Authenticity in Advertising

In my last post, I wrote about authenticity in social media.  With this post, I’m focusing on authenticity in advertising.  While that subject could likely provide enough source material to teach a full semester’s course, I’ll narrow it down to fast food advertising (and just this one post).

It’s not a secret that many hours go into enhancing the look of fast food products.  The lighting has to be just right, items are strategically placed, touch-ups are done.  In fact, quite often what you see isn’t the actual food product but something made to look like it.  Is that really ice cream you’re seeing in a commercial, or scoops of lard covered in motor oil?  Is it milk in that cereal bowl, or watered-down glue?  Yes, you read those examples correctly.  🙂

Since learning about these techniques in college,  I’ve never really trusted fast food advertising.  Watch the video below and your level of trust might be lower too.

There’s a recent trend that’s become an advertising pet peeve of mine.  Have you noticed fast food restaurants often include slow-motion shots of sandwiches being meticulously constructed with farm-fresh ingredients using pristine instruments?  It’s almost like watching a culinary version of the game “Operation!”  Do you really think that’s what occurs after you place your order at the drive-thru?  Or, is it more likely someone is slapping together food warmed under a heat lamp as quickly as possible using their hands (hopefully with gloves)?

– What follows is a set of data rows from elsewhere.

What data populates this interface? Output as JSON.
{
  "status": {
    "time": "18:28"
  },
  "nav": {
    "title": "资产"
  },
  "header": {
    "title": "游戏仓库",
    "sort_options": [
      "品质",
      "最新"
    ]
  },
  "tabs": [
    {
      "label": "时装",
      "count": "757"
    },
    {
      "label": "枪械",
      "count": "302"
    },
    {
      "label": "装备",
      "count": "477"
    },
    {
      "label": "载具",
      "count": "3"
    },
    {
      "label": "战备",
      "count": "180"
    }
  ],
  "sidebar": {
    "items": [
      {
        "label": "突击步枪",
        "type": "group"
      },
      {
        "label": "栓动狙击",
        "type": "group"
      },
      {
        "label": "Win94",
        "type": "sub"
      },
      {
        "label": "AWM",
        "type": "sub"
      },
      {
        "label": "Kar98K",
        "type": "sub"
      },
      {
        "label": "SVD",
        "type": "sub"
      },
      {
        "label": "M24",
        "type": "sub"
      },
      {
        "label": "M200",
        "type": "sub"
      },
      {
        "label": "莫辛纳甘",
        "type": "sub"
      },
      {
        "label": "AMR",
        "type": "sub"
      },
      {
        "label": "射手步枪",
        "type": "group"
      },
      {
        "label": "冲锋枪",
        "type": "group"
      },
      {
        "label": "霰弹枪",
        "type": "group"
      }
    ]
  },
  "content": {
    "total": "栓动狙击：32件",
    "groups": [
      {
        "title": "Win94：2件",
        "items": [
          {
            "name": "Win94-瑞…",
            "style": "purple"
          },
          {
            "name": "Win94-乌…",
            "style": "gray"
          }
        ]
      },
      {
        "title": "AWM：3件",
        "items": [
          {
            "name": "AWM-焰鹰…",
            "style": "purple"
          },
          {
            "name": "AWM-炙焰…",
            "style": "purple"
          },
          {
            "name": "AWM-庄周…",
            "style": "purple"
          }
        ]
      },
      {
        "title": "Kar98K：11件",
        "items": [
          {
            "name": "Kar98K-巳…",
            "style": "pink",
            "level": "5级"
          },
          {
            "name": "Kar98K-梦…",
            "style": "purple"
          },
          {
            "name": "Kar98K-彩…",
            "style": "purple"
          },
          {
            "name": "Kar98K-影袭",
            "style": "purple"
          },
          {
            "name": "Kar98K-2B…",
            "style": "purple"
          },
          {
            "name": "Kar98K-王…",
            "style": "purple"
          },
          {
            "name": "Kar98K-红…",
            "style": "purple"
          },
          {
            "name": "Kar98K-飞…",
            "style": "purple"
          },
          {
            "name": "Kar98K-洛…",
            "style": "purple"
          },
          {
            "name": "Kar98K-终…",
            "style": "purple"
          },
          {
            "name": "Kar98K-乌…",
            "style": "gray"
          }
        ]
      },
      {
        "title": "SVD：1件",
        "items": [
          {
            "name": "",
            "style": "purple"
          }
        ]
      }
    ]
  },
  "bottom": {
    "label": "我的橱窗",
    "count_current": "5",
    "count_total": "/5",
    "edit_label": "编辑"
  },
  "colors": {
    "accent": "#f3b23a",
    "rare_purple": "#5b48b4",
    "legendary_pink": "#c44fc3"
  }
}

For the above reasons, I find authenticity in fast food advertising significantly lacking.  What other industries need to do a better job of being authentic in their advertising?